US4174676 *Sep 28, 1977Nov 20, 1979Balzers Patent- Und Beteiligungs AktiengesellschaftMetering device for a vacuum deposition apparatus
US4263385 *Mar 6, 1980Apr 21, 1981Rca CorporationMethod for the manufacture of multi-color microlithographic displays
US4263386 *Mar 6, 1980Apr 21, 1981Rca CorporationMethod for the manufacture of multi-color microlithographic displays
US4312268 *Dec 10, 1979Jan 26, 1982The Standard Register CompanyApparatus and method for coating of inks applied at high speed
US4366188 *Feb 13, 1980Dec 28, 1982Moore Business Forms, Inc.Method of employing encapsulated material
US5067404 *Feb 26, 1988Nov 26, 1991Siemens AktiengesellschaftMethod and apparatus for printing by inking a latent thermal image
EP0007047A1 *Jun 29, 1979Jan 23, 1980Siemens AktiengesellschaftReservoir for material in powder form, e.g. toner
EP0206373A1 *May 15, 1986Dec 30, 1986OcÚ-Nederland B.V.Image forming process
WO1989008286A1 *Feb 26, 1988Sep 8, 1989Siemens AgProcess and device for printing by inking a latent thermal image
Classifications
U.S. Classification118/423, 219/216, 346/25, 118/689, 399/290, 427/145, 118/419
International ClassificationG03G15/08, G03D13/00

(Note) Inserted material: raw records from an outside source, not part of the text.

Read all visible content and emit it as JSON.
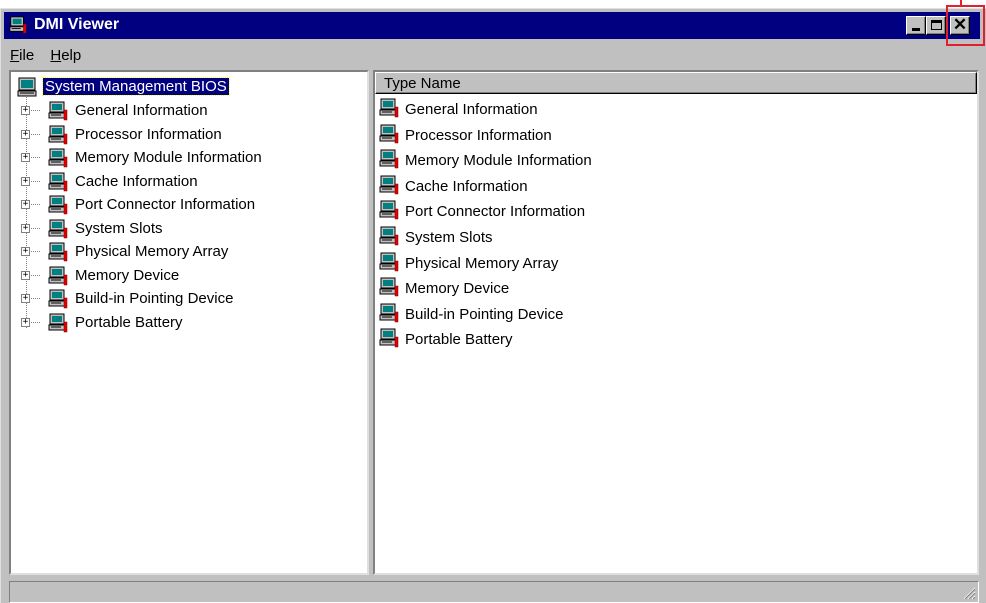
{
  "window": {
    "title": "DMI Viewer",
    "icon": "computer-icon"
  },
  "menu": [
    {
      "label": "File",
      "accel": "F",
      "rest": "ile"
    },
    {
      "label": "Help",
      "accel": "H",
      "rest": "elp"
    }
  ],
  "tree": {
    "root": {
      "label": "System Management BIOS",
      "icon": "computer-icon",
      "selected": true
    },
    "items": [
      {
        "label": "General Information",
        "expander": "+"
      },
      {
        "label": "Processor Information",
        "expander": "+"
      },
      {
        "label": "Memory Module Information",
        "expander": "+"
      },
      {
        "label": "Cache Information",
        "expander": "+"
      },
      {
        "label": "Port Connector Information",
        "expander": "+"
      },
      {
        "label": "System Slots",
        "expander": "+"
      },
      {
        "label": "Physical Memory Array",
        "expander": "+"
      },
      {
        "label": "Memory Device",
        "expander": "+"
      },
      {
        "label": "Build-in Pointing Device",
        "expander": "+"
      },
      {
        "label": "Portable Battery",
        "expander": "+"
      }
    ]
  },
  "list": {
    "column_header": "Type Name",
    "items": [
      "General Information",
      "Processor Information",
      "Memory Module Information",
      "Cache Information",
      "Port Connector Information",
      "System Slots",
      "Physical Memory Array",
      "Memory Device",
      "Build-in Pointing Device",
      "Portable Battery"
    ]
  },
  "statusbar": {
    "text": ""
  },
  "colors": {
    "titlebar": "#000080",
    "face": "#c0c0c0",
    "highlight": "#e0202c"
  }
}
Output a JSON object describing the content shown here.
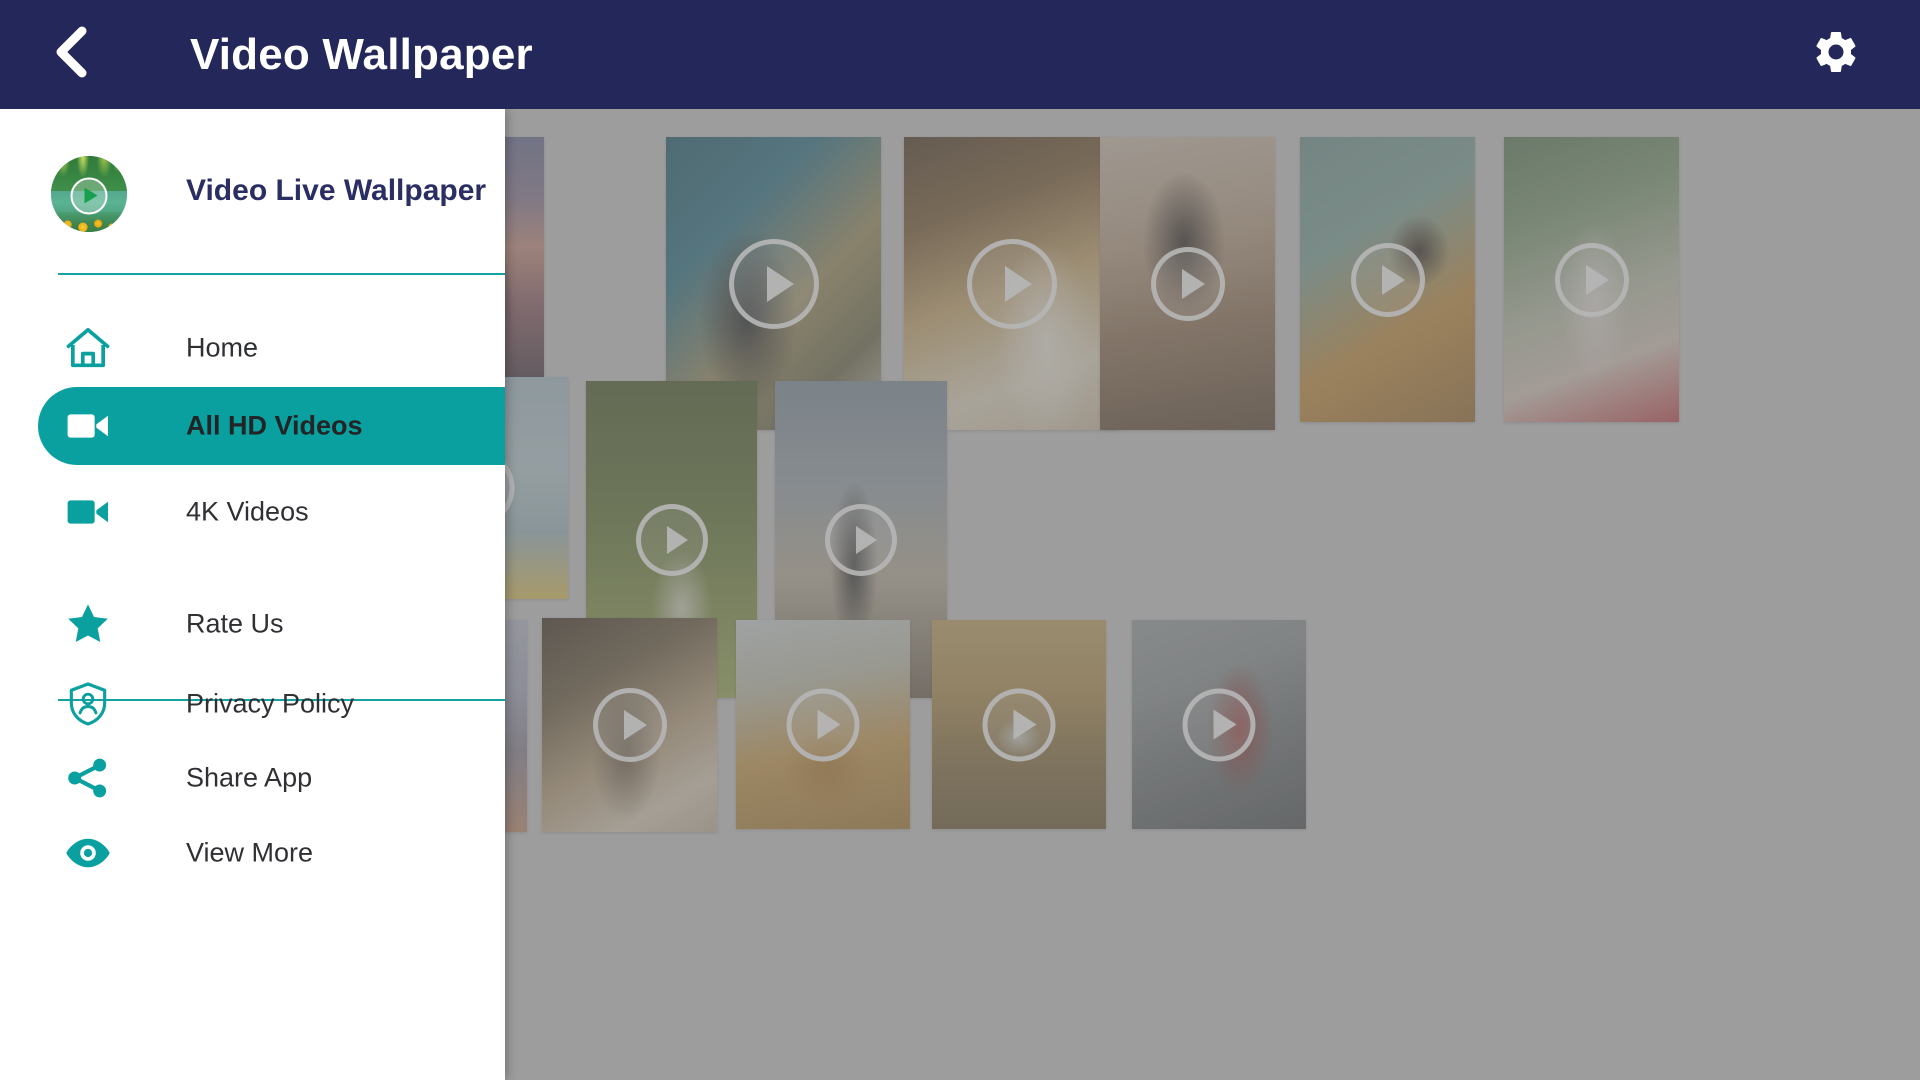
{
  "header": {
    "title": "Video Wallpaper",
    "back_icon": "chevron-left-icon",
    "settings_icon": "gear-icon",
    "bg_color": "#232759",
    "text_color": "#ffffff"
  },
  "drawer": {
    "app_name": "Video Live Wallpaper",
    "logo_icon": "app-logo-play-icon",
    "accent_color": "#0ba0a0",
    "divider_color": "#17a2a2",
    "background": "#ffffff",
    "items": [
      {
        "label": "Home",
        "icon": "home-icon",
        "active": false
      },
      {
        "label": "All HD Videos",
        "icon": "video-camera-icon",
        "active": true
      },
      {
        "label": "4K Videos",
        "icon": "video-camera-icon",
        "active": false
      },
      {
        "label": "Rate Us",
        "icon": "star-icon",
        "active": false
      },
      {
        "label": "Privacy Policy",
        "icon": "shield-user-icon",
        "active": false
      },
      {
        "label": "Share App",
        "icon": "share-icon",
        "active": false
      },
      {
        "label": "View More",
        "icon": "eye-icon",
        "active": false
      }
    ]
  },
  "content": {
    "background_color": "#c9c9c9",
    "scrim_color": "rgba(120,120,120,0.55)",
    "play_overlay_icon": "play-circle-icon",
    "thumbnails": [
      {
        "name": "woman-sunset-rooftop",
        "row": 1
      },
      {
        "name": "couple-winter-snow",
        "row": 1
      },
      {
        "name": "bride-wedding-dress",
        "row": 1
      },
      {
        "name": "graduate-confetti",
        "row": 1
      },
      {
        "name": "butterfly-orange-flower",
        "row": 1
      },
      {
        "name": "woman-sunglasses-street",
        "row": 1
      },
      {
        "name": "dog-pool-float",
        "row": 2
      },
      {
        "name": "child-balloons-park",
        "row": 2
      },
      {
        "name": "person-sunset-silhouette",
        "row": 2
      },
      {
        "name": "woman-cap-beach",
        "row": 3
      },
      {
        "name": "woman-mirror-sunlight",
        "row": 3
      },
      {
        "name": "pancakes-food",
        "row": 3
      },
      {
        "name": "car-desert-dust",
        "row": 3
      },
      {
        "name": "spiderman-cosplay",
        "row": 3
      }
    ]
  }
}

Cooperative ClassificationG03G15/082, G03D13/00
European ClassificationG03G15/08G, G03D13/00